Washington’s District Courts are limited jurisdiction courts but serve both criminal and civil cases. Their criminal jurisdiction includes gross misdemeanors, traffic and non-traffic offenses. Some common cases in District Courts are DUIs, driving without a license, reckless driving, and fourth-degree assault. These courts can also process preliminary hearings for felonies and other serious crimes. These courts are authorized to dole out punishments of up to one year in prison and fines of $5,000 for gross misdemeanors. For regular misdemeanors, they can issue 90 days in jail and a $1,000 fine. District Courts do hold jury trials.
District Courts also handle civil disputes such as personal injury cases, landlord/tenant issues, contract disputes of up to $100,000, and other civil proceedings. They also handle domestic violence and protective orders, name changes, lien foreclosures, and small claims issues of up to $5,000. Some Superior Courts have a special small claims division to handle these cases. Appeals from these courts go to the Court of Appeals and then if necessary, to the Supreme Court.
Judges in District Courts serve four-year terms, and they are elected into office. All limited jurisdiction judges must attend 45 hours of continuing education every three years. The District Courts in Washington are supported by administrative staff and the Court Clerk for the state. The Washington State Courts website has resources for self-represented litigants including guides, all the forms needed for filing a case in Washington and handbooks, publications, court reports, problem-solving courts, legislative summaries, court rules and access to public court records.

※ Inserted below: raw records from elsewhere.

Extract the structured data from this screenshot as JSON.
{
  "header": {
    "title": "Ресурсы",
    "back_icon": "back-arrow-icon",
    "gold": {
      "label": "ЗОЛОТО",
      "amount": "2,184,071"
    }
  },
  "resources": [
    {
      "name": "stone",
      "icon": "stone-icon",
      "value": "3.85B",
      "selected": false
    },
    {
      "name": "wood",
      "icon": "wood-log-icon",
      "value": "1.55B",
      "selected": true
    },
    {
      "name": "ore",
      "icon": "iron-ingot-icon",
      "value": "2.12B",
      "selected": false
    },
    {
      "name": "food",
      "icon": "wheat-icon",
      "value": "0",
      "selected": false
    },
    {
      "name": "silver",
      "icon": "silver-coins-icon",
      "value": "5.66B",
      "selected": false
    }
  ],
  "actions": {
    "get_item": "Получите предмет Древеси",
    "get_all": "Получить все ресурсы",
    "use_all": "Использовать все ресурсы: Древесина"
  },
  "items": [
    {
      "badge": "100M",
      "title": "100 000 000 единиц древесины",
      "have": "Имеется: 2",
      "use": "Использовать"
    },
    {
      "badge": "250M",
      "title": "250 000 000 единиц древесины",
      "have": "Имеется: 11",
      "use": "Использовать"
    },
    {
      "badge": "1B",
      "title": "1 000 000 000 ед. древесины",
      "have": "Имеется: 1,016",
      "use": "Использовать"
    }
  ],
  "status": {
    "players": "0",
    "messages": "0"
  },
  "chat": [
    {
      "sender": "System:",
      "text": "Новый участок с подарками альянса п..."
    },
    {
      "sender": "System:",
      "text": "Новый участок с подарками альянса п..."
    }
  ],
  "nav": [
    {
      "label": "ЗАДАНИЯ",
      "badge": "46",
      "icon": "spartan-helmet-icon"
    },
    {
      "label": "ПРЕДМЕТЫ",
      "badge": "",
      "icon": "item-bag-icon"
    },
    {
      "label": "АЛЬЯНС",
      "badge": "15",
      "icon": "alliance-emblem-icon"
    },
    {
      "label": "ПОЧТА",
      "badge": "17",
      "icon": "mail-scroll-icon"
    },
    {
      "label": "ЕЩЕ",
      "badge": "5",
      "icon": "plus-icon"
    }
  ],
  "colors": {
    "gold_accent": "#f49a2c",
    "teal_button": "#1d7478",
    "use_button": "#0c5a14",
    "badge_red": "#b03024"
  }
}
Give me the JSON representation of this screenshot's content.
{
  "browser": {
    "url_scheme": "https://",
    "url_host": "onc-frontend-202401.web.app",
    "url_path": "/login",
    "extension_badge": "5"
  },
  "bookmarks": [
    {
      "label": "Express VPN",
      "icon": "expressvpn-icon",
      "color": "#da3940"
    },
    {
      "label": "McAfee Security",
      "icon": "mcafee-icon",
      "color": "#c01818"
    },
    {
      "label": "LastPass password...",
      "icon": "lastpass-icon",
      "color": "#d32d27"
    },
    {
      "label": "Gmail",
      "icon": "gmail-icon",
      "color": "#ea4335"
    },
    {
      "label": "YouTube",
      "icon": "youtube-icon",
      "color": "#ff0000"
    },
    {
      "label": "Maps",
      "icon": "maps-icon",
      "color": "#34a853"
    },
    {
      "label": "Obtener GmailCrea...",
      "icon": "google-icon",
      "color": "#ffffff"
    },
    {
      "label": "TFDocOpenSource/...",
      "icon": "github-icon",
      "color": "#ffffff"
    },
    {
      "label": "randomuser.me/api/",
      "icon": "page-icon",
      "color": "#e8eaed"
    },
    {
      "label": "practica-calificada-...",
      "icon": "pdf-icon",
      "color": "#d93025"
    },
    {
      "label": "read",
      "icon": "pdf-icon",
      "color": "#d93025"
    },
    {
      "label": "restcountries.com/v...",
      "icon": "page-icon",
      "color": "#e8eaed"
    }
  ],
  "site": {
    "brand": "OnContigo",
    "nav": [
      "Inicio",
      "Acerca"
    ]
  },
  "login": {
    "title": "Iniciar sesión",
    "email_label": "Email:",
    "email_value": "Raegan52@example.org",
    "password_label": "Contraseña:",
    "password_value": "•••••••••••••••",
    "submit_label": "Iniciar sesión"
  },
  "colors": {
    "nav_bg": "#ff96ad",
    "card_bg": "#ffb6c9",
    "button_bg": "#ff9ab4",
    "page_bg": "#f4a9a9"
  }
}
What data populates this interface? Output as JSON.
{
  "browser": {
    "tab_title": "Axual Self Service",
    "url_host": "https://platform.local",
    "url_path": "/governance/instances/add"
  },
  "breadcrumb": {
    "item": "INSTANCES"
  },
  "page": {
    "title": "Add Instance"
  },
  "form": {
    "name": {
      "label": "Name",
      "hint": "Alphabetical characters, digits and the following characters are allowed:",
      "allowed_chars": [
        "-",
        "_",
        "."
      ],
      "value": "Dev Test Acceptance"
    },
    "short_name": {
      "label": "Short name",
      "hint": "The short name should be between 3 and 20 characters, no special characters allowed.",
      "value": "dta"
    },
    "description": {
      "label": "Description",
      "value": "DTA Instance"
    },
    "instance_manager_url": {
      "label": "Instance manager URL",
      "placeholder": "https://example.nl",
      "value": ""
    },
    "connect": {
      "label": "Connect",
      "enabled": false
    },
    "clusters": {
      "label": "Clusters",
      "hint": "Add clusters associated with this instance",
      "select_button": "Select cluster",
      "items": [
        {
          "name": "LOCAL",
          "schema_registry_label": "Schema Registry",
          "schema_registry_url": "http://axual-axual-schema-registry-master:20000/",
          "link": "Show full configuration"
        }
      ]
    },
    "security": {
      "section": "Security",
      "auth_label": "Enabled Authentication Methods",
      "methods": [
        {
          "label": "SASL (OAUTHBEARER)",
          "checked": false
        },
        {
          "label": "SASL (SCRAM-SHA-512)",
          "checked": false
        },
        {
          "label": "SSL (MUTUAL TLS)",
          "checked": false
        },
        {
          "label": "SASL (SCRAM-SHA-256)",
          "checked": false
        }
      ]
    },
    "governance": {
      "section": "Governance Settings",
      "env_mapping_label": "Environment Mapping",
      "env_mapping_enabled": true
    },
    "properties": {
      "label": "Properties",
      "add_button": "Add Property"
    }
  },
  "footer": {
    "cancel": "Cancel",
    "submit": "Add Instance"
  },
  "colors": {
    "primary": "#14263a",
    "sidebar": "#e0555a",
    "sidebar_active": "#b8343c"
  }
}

District and Municipal Courts total about 2 million cases per year and see more legal issues than any other courts in the state. The bulk of these cases are traffic violations and parking tickets.